As one of only a few contemporary painters who work exclusively in gouache—an opaque, water soluble pigment that is notoriously difficult to master—Kathleen Marshall is somewhat of an anachronism in today’s art world. Often confused with tempera, gouache-like paints originated in ancient Egypt and Greece, and the medium’s rich history includes modern adherents like Henri Matisse, Jean Dubuffet, and Georges Rouault. Over time, gouache on illustration board became the industry standard for illustrators, designers, and comic book artists who valued its velvety finish, density, and saturated color. Present day use continues to be specialized.
Subject-wise, Marshall is best known for intimately scaled, meticulously rendered depictions of dimly lit, sparsely furnished room interiors commonly found in old European flats or homes. Often, the primary light source is a window or French doors flanked by heavy draperies. In her Cherche Midi series, verdant courtyards are visible through the glass. Though less common than her room interiors, Marshall also creates still lifes and figurative works.
Marshall earned a Bachelor of Arts degree in art history from the University of Santa Barbara, a Master’s degree in painting and drawing from San Diego State University, and, in 1982, a Master of Fine Arts degree from the University of California, San Diego. By accident, in 1976, she discovered gouache paints at the venerable Bon Marché department store in Paris and spent years teaching herself to use them. The artist’s interest in somber, European-style room interiors, however, stems from childhood when she frequently visited her grandmother, an artist who managed an estate in Los Angeles. Marshall’s darkly evocative compositions are more than skilled renderings of rooms. “They are metaphors for life,” she says. “I paint interiors that I’m surrounded by and that speak to me.” Empty chairs, for example, are stand-ins for people, doors imply a vanished human presence, and views through windows suggest engagement with the outside world.

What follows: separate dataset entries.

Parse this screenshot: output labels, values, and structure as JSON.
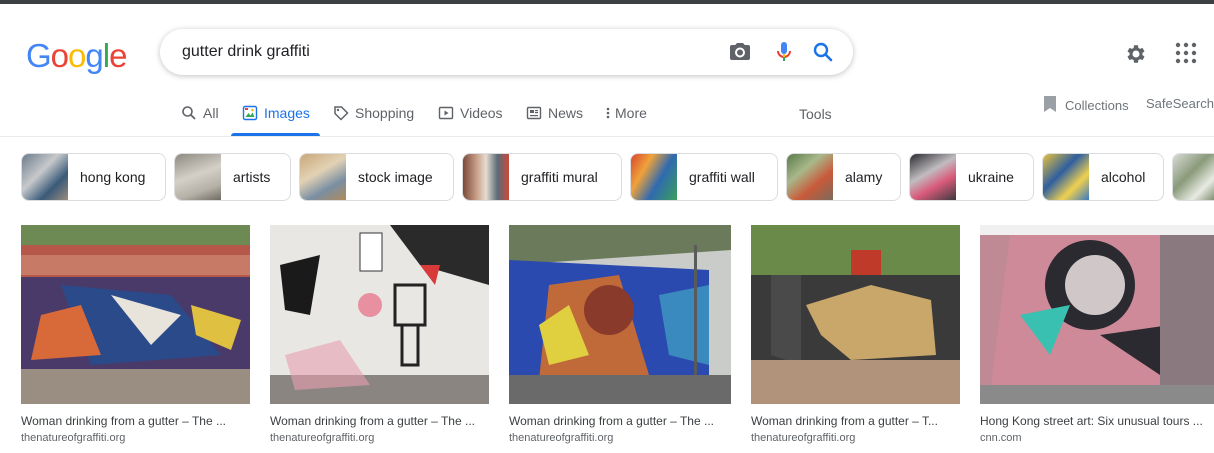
{
  "logo": {
    "letters": [
      "G",
      "o",
      "o",
      "g",
      "l",
      "e"
    ],
    "colors": [
      "#4285F4",
      "#EA4335",
      "#FBBC05",
      "#4285F4",
      "#34A853",
      "#EA4335"
    ]
  },
  "search": {
    "query": "gutter drink graffiti"
  },
  "tabs": [
    {
      "label": "All",
      "icon": "search-icon"
    },
    {
      "label": "Images",
      "icon": "image-icon",
      "active": true
    },
    {
      "label": "Shopping",
      "icon": "tag-icon"
    },
    {
      "label": "Videos",
      "icon": "play-icon"
    },
    {
      "label": "News",
      "icon": "news-icon"
    },
    {
      "label": "More",
      "icon": "more-vert-icon"
    }
  ],
  "tools_label": "Tools",
  "collections_label": "Collections",
  "safesearch_label": "SafeSearch",
  "chips": [
    {
      "label": "hong kong"
    },
    {
      "label": "artists"
    },
    {
      "label": "stock image"
    },
    {
      "label": "graffiti mural"
    },
    {
      "label": "graffiti wall"
    },
    {
      "label": "alamy"
    },
    {
      "label": "ukraine"
    },
    {
      "label": "alcohol"
    }
  ],
  "results": [
    {
      "title": "Woman drinking from a gutter – The ...",
      "source": "thenatureofgraffiti.org"
    },
    {
      "title": "Woman drinking from a gutter – The ...",
      "source": "thenatureofgraffiti.org"
    },
    {
      "title": "Woman drinking from a gutter – The ...",
      "source": "thenatureofgraffiti.org"
    },
    {
      "title": "Woman drinking from a gutter – T...",
      "source": "thenatureofgraffiti.org"
    },
    {
      "title": "Hong Kong street art: Six unusual tours ...",
      "source": "cnn.com"
    }
  ],
  "colors": {
    "accent": "#1a73e8",
    "tab_text": "#5f6368"
  }
}
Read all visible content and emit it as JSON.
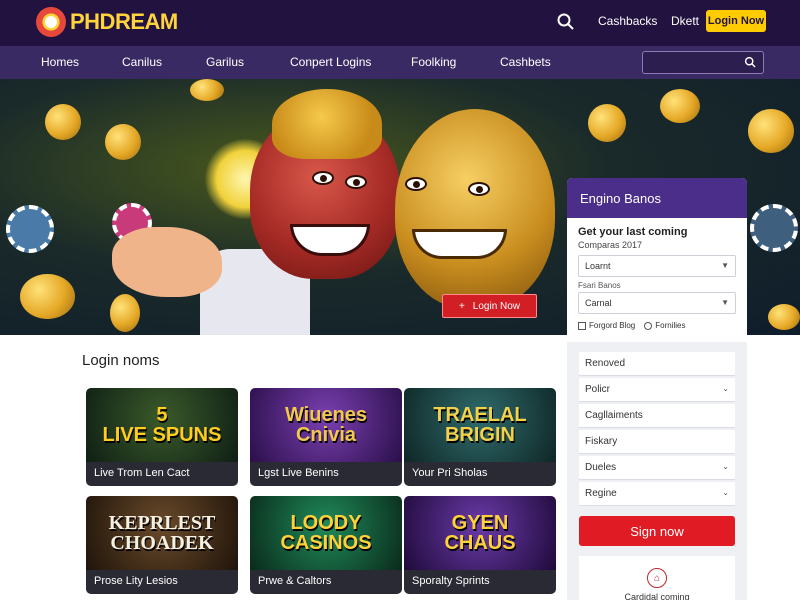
{
  "brand": {
    "name": "PHDREAM"
  },
  "topbar": {
    "links": [
      "Cashbacks",
      "Dkett"
    ],
    "cta_label": "Login Now",
    "search_icon": "search-icon"
  },
  "nav": {
    "items": [
      "Homes",
      "Canilus",
      "Garilus",
      "Conpert Logins",
      "Foolking",
      "Cashbets"
    ]
  },
  "hero": {
    "cta_label": "Login Now",
    "cta_icon": "+"
  },
  "login_panel": {
    "heading": "Engino Banos",
    "title": "Get your last coming",
    "subtitle": "Comparas 2017",
    "select1_value": "Loarnt",
    "field_label": "Fsari Banos",
    "select2_value": "Carnal",
    "checkbox_label": "Forgord Blog",
    "radio_label": "Fornilies",
    "menu": [
      "Renoved",
      "Policr",
      "Cagllaiments",
      "Fiskary",
      "Dueles",
      "Regine"
    ],
    "signup_label": "Sign now",
    "bottom_text": "Cardidal coming"
  },
  "games": {
    "section_title": "Login noms",
    "cards": [
      {
        "art": "5\nLIVE SPUNS",
        "label": "Live Trom Len Cact",
        "bg": "#1a3a2a",
        "fg": "#ffcc22"
      },
      {
        "art": "Wiuenes\nCnivia",
        "label": "Lgst Live Benins",
        "bg": "#4a1f7a",
        "fg": "#f2c94c"
      },
      {
        "art": "TRAELAL\nBRIGIN",
        "label": "Your Pri Sholas",
        "bg": "#1e4a4a",
        "fg": "#f2d24a"
      },
      {
        "art": "KEPRLEST\nCHOADEK",
        "label": "Prose Lity Lesios",
        "bg": "#3a2a1a",
        "fg": "#f5f0e0"
      },
      {
        "art": "LOODY\nCASINOS",
        "label": "Prwe & Caltors",
        "bg": "#0f5a3a",
        "fg": "#ffd23a"
      },
      {
        "art": "GYEN\nCHAUS",
        "label": "Sporalty Sprints",
        "bg": "#3b1a6a",
        "fg": "#ffd23a"
      }
    ]
  },
  "colors": {
    "topbar": "#22123f",
    "nav": "#3a2a63",
    "accent_yellow": "#ffcc00",
    "accent_red": "#e11b24",
    "panel_head": "#4b2d8a"
  }
}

In 1989 Marshall moved to France permanently, but frequently returns to her hometown of La Jolla.
(Mark Lugo, from 100 Artists, 100 Years: A Century of Creativity in San Diego)